Proof of this is evidenced by the speed with which $5,000 cash bonds
recently turned up at the San Ignacio courthouse from Melchor for bail when
two Xateros were arrested - and soon thereafter left the country and
forefeited their bail. Then again, a group of Guatemalan officials recently
crossed into Belize and held two days of talks with various groups from the
Chiqubul. These talks were held in San Ignacio and in the Chiquibul.
Where was Foreign Affairs.?
What has happened since?
A number of the apprehended Xateros have shown Guatemalan stamped papers
with permission to harvest Xate leaves in the Peten. According to one
source, such a paper also listed the Chiquibul area. And it is going to get
worse. The main Xate season runs from March to June and so the war in the
Chiquibul is only just beginning!
The reality of what is happening along this border and the occupation of
this huge area of Belize is that there is really no longer any way to stop
the traffic except by border posts no more than 6 kilometers apart, placed
where the border monuments are. They could be manned by a joint, specially
trained unit of Belizean/Guatemalan rangers, possibly augmented by rangers
from the Commonwealth. Heat sensors set up between the border posts could

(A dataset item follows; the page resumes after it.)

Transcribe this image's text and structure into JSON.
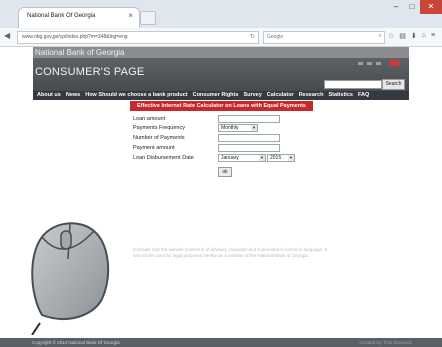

alert and identify all cross border traffic and it would very soon bring a
halt to the illegal Xate trade.